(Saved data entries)
--
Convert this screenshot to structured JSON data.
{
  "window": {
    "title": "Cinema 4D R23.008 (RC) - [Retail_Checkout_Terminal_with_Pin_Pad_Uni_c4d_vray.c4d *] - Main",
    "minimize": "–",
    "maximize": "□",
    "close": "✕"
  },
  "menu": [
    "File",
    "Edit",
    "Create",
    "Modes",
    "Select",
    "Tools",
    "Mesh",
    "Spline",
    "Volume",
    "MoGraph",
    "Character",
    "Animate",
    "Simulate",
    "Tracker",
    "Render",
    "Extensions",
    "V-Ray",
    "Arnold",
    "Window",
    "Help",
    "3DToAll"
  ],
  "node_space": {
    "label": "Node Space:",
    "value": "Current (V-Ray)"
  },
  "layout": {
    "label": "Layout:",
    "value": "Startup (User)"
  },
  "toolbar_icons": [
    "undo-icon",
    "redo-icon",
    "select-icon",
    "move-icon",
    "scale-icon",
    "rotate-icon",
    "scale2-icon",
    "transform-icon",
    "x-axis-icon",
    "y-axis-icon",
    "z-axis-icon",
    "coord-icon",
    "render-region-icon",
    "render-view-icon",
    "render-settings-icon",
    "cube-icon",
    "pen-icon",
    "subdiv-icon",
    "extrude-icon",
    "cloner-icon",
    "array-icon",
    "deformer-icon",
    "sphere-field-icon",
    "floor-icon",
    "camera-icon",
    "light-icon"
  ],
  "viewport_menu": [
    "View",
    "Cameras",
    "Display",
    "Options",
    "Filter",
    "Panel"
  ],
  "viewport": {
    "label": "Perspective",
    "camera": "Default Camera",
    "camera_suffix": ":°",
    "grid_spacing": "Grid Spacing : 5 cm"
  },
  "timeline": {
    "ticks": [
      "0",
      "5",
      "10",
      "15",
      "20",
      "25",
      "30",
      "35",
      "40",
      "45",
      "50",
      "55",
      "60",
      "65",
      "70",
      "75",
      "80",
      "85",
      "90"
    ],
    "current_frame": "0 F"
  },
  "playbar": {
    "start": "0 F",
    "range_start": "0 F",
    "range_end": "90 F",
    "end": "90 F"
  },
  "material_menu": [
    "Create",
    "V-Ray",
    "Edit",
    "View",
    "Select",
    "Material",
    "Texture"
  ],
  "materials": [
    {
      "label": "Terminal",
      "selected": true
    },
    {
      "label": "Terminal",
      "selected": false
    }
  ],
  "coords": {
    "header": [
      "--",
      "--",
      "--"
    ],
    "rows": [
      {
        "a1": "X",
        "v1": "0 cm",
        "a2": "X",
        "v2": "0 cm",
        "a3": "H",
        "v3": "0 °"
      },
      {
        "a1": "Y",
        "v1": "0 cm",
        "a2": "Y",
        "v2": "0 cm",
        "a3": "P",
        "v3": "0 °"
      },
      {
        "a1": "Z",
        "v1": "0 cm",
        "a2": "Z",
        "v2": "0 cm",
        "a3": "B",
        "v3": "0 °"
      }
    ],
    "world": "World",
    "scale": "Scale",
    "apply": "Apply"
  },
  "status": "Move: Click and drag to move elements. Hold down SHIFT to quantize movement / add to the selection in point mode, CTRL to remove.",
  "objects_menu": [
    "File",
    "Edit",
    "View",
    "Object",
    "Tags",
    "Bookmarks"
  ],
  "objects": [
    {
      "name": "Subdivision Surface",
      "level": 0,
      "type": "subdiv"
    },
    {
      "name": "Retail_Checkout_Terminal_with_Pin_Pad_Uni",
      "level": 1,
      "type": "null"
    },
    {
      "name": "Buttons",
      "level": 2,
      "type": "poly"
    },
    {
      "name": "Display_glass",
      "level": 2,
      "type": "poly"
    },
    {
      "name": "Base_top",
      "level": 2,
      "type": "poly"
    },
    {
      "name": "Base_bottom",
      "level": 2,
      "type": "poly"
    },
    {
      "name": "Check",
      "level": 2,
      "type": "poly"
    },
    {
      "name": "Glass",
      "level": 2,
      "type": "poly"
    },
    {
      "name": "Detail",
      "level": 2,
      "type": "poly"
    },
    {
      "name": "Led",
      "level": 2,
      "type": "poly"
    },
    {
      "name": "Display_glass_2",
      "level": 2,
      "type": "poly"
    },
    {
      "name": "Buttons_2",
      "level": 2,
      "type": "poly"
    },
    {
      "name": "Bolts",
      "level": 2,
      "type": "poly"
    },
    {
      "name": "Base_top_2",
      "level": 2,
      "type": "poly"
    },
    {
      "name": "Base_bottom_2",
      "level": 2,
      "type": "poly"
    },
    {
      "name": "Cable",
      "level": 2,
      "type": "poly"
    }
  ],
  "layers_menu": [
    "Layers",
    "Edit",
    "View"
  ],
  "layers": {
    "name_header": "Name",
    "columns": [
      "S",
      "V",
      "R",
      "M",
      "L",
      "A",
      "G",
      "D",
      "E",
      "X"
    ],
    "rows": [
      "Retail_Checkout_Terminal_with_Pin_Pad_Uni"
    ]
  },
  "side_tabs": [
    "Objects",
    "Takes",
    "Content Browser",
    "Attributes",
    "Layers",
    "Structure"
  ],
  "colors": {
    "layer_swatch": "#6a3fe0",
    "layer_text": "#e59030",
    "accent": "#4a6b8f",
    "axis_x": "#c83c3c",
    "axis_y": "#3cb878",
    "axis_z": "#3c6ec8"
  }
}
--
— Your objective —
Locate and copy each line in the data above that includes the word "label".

— Task output —
    "label": "Node Space:",
    "label": "Layout:",
    "label": "Perspective",
      "label": "Terminal",
      "label": "Terminal",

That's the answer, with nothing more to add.